(Component data from apps and pages)
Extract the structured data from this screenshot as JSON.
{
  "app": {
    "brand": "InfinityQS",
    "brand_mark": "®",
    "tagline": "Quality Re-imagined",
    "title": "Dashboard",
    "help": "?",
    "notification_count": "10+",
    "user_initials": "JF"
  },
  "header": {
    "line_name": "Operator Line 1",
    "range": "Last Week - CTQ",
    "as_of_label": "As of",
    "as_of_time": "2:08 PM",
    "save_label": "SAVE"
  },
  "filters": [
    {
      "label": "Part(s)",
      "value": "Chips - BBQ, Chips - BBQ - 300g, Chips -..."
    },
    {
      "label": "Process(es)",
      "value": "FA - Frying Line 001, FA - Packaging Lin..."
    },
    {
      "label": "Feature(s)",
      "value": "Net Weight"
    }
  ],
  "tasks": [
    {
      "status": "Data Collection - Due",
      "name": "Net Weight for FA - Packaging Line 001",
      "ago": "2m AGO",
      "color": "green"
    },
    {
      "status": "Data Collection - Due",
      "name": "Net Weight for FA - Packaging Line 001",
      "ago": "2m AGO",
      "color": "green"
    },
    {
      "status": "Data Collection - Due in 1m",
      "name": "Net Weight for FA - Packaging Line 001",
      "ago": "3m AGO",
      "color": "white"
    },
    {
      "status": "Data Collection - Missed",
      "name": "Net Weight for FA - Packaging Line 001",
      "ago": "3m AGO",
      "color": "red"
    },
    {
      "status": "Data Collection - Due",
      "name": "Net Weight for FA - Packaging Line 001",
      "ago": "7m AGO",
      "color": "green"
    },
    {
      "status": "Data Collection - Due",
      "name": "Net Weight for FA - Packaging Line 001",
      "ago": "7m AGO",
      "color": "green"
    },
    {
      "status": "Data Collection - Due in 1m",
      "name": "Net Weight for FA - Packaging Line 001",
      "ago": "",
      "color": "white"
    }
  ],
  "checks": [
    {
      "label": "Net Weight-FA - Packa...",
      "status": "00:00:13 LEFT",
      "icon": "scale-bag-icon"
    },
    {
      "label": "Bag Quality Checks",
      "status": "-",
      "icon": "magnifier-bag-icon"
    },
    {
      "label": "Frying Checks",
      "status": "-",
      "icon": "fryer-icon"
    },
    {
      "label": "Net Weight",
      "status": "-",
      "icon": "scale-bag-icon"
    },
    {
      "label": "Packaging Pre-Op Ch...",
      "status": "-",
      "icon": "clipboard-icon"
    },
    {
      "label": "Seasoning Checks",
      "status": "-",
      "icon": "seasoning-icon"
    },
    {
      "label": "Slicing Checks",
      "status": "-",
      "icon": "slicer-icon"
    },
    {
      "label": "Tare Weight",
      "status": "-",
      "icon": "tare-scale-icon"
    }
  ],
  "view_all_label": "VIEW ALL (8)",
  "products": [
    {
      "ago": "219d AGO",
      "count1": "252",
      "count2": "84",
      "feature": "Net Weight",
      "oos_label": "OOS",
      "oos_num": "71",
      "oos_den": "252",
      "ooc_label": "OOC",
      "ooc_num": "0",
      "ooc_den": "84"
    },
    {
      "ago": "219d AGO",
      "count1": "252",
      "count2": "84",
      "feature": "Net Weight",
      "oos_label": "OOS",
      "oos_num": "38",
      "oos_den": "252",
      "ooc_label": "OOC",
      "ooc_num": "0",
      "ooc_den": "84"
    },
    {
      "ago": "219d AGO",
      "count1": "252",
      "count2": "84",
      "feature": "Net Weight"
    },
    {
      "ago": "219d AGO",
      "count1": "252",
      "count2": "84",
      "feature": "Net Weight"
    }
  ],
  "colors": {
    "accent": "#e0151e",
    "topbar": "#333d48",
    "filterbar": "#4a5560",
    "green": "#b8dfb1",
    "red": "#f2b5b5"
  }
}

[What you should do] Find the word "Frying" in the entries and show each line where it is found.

[Task response]
      "value": "FA - Frying Line 001, FA - Packaging Lin..."
      "label": "Frying Checks",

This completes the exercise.